One of the best aspects of writing a book is when the author enters into the “zone.” I mean this: writing a book is like a massive train trying to get going. At first very little appears to be happening, but eventually the train gets going and momentum becomes everything. It is important to stay in that zone, for the accomplishment can far outweigh the effort when, at the beginning, the effort far outweighs the accomplishment. Of course, the “zone” may mean being a little distant as a human being in relation to others. Your wife or children may feel as though a new man is living in the house, but, hey, that’s why wives and children are very often found on the dedication page (which is the only page my wife reads).

I should say something about the publisher. You haven’t written a book – or, I should say, you aren’t writing a book – unless you have a contract with a publisher. And even then you haven’t written a book until the book is actually published. I’ve often heard many people say they are writing a book, but not only are the ill-equipped to be doing so, but they also do not have a publisher who is willing to publish their masterpiece.

Returning to a point above, one of the most rewarding things about writing is the learning process that takes place as one writes. There are times when you feel totally inadequate to the task before you, but as you keep on reading and learning you begin to develop a pattern of thinking that gives you something to say. It is a humbling experience to realize how little one knows, but I still love learning things that I never knew and being able to put them down for others to read since they, too, may not have been aware of certain theological truths.

Then there is the inevitable waiting process for the publisher. I am not joking when I say that I can write books faster than publishers can put them into print. At first, I sort of expected they could turn around my manuscript in a couple of months, but it takes longer than that. I am only starting to appreciate what goes into publishing a book, but I do wonder (secretly, mind you) if there isn’t some great conspiracy against authors for some reason I’ll never understand.

Maybe it is because publishers love getting lots of commendations and the same people keep getting asked, and so they aren’t able to drop everything, read the book, and get back with a lively “puff.” Thankfully, some don’t even read the book, but just say something nice and wonderful in an attempt to speed up the process.
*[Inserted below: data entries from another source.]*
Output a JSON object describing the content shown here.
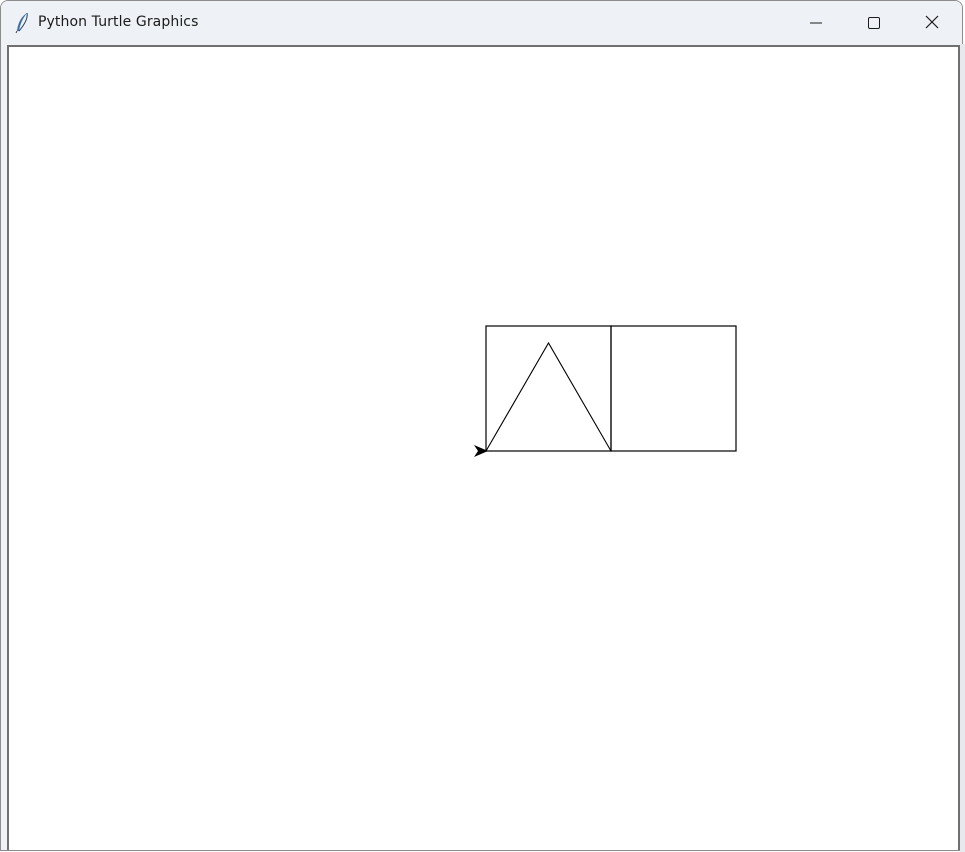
{
  "window": {
    "title": "Python Turtle Graphics",
    "app_icon": "feather-icon",
    "controls": {
      "minimize_icon": "minimize-icon",
      "maximize_icon": "maximize-icon",
      "close_icon": "close-icon"
    }
  },
  "canvas": {
    "background": "#ffffff",
    "stroke_color": "#000000",
    "drawing": {
      "shapes": [
        "square",
        "square",
        "triangle"
      ],
      "turtle_cursor": "arrow-cursor-icon"
    }
  }
}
Finally, the book gets printed. And what is the most painful part? It is seeing others hold your baby before you do. I have seen people on Facebook say, “Look what arrived today,” and there is a picture of my book which I have not yet held in my hand. There should be some rule that the printer immediately send the book via UPS/FedEx to the author so that the author doesn’t have to see such a grotesque sight on Facebook of someone holding his child before he does.

So, there you have it. Take up and write…or not.

 

Mark Jones (Twitter handle: Mark_Jones_PCA) is Minister at Faith Vancouver Church (PCA). He is also Research Associate in the Faculty of Theology at University of the Free State, Bloemfontein, South Africa. He lectures at various seminaries around the world and is currently writing a book titled, God Is: A Devotional Guide to the Attributes of God (Crossway, 2017) and Faith, Hope, and Love (Crossway, 2017).

Other titles by Dr. Jones include the following:
Knowing Christ
A Puritan Theology (co-authored with Joel Beeke)
Antinomianism
Jesus Christ
The Ashgate Companion to John Owen’s Theology (co-edited with Kelly Kapic)